After calling the deposit function with the parameters pubkey, withdrawal_credentials, signature, and deposit_data_root, and the deposit is complete, a DepositEvent occurs.
Based on this event, the Ethereum 2.0 Beacon client (such as Prysm, Lighthouse, etc.) updates the staking state.
The following is the implementation code for the Prysm client.
Looking at the part that handles the Deposit Event, we can see that the balance in the Beacon state that reflects the Withdrawal credential set at the first deposit for a specific pubkey increases even if the Withdrawal credential changes for the second or third deposit.
Looking at the code, there is no error even if the withdrawal credential is different each time a deposit is made.
Considering the relationship between LSD and the outsourced node operator, the following scenarios can occur:
Although such scenarios can occur, Tranchess's EthStakingStrategy Contract had no mitigation for these malicious scenarios.

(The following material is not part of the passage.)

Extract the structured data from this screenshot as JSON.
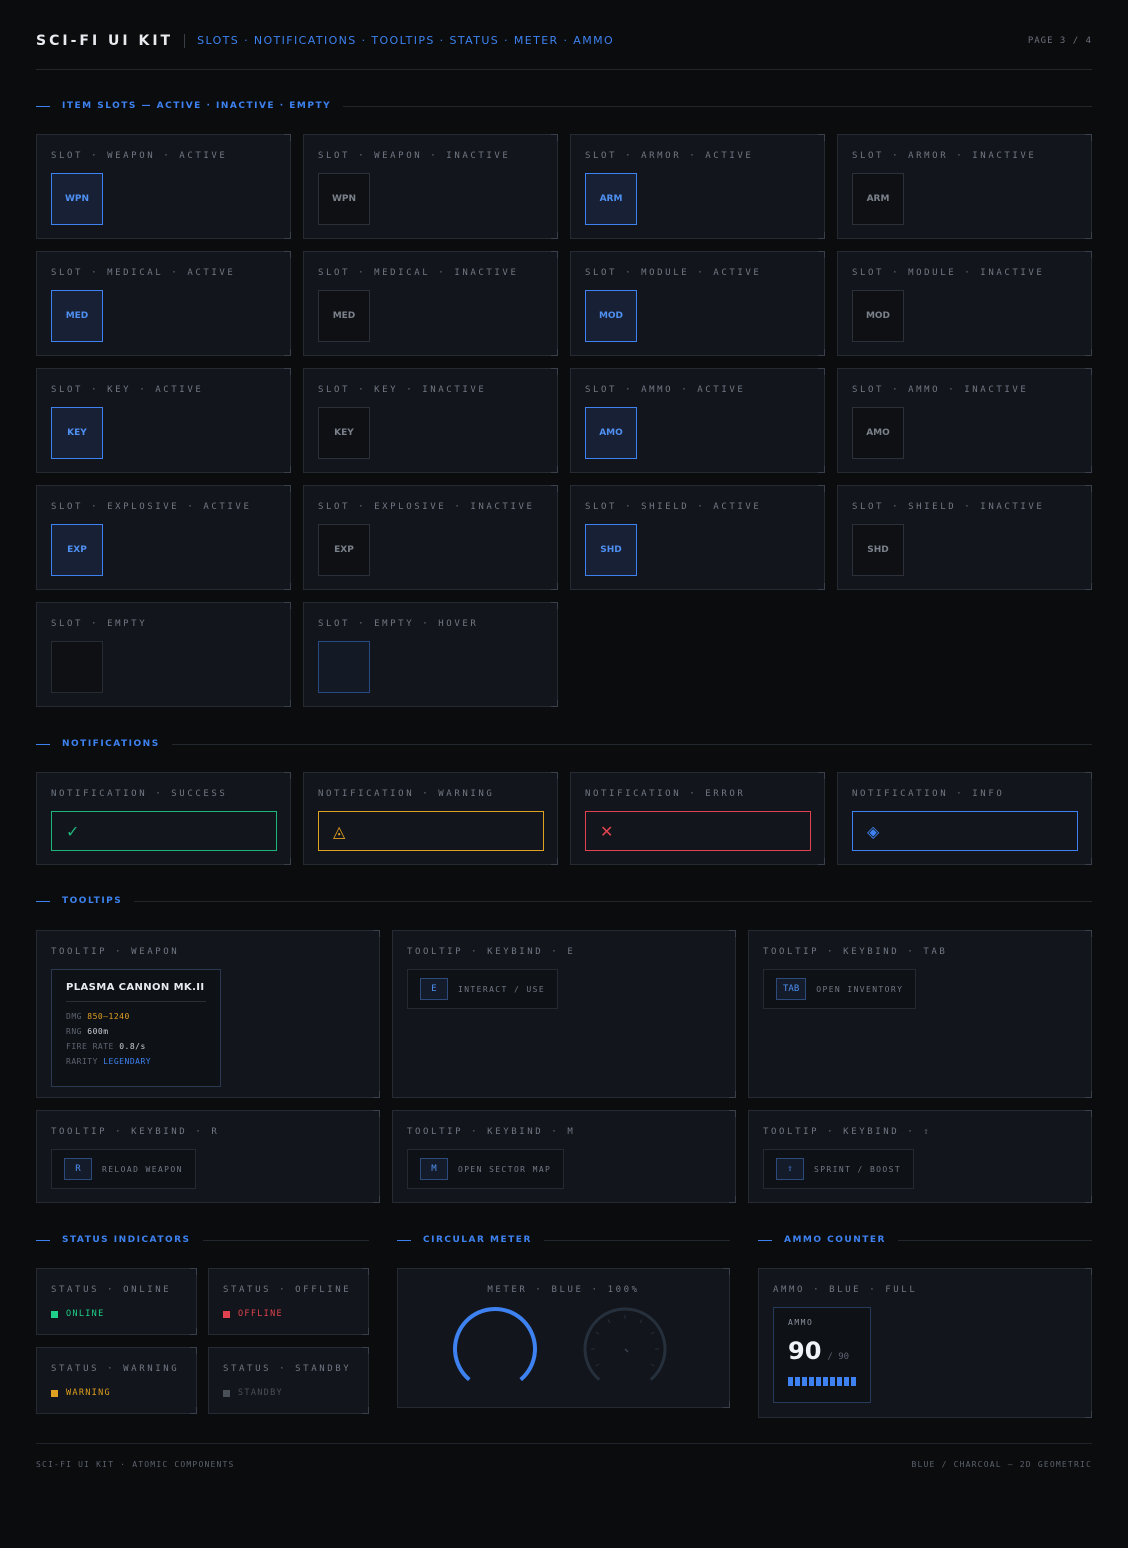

The following is the code for this:
Tranchess publicly uploaded these pubkeys to the NodeOperatorRegistry Contract, and the list is as follows:
There has been a similar type of vulnerability that occurred in the past.
It is described in the following link:
RocketPool and Lido Frontrunning Bugfix Review
Frax Ether Liquid Staking contest
The Tranchess team applied the mitigation created by Lido to their code.
The details are available in the link below.
lido-improvement-proposals/lip-5.md at develop · lidofinance/lido-improvement-proposals
Below is the history of the code they patched.
This Pull Request addresses a front-run vulnerability by restricting public access to certain functions and introducing a new contract called SafeStaking.
A trusted off-chain group verifies the pubkey used by Tranchess and provides signatures accordingly.
When the trusted off-chain group provides the signatures and submits them, the safeDeposit function checks the get_deposit_root, making it a secure code even if a malicious front-runner attempts front-running.
There is a different explanation for Mitigation attached to Tranchess Team's blog.
The link is provided below:
When creating an Ethereum 2.0 Liquid Staking Dapp, it is important to consider the structural issues with the Beacon chain client's implementation.
Previous examples such as Rocket Pool and Lido should be referenced, and it is important to have a good understanding of the implementation of Beacon chain clients such as Prysm, Lighthouse, etc.
This will help ensure that the Dapp is created with a secure and effective design.
Despite the bear market, I am grateful to Tranchess for paying me a large bug bounty.
We will continue to research other chains' Liquid Staking Security and hope to write another article with more achievements soon.Thank you for reading.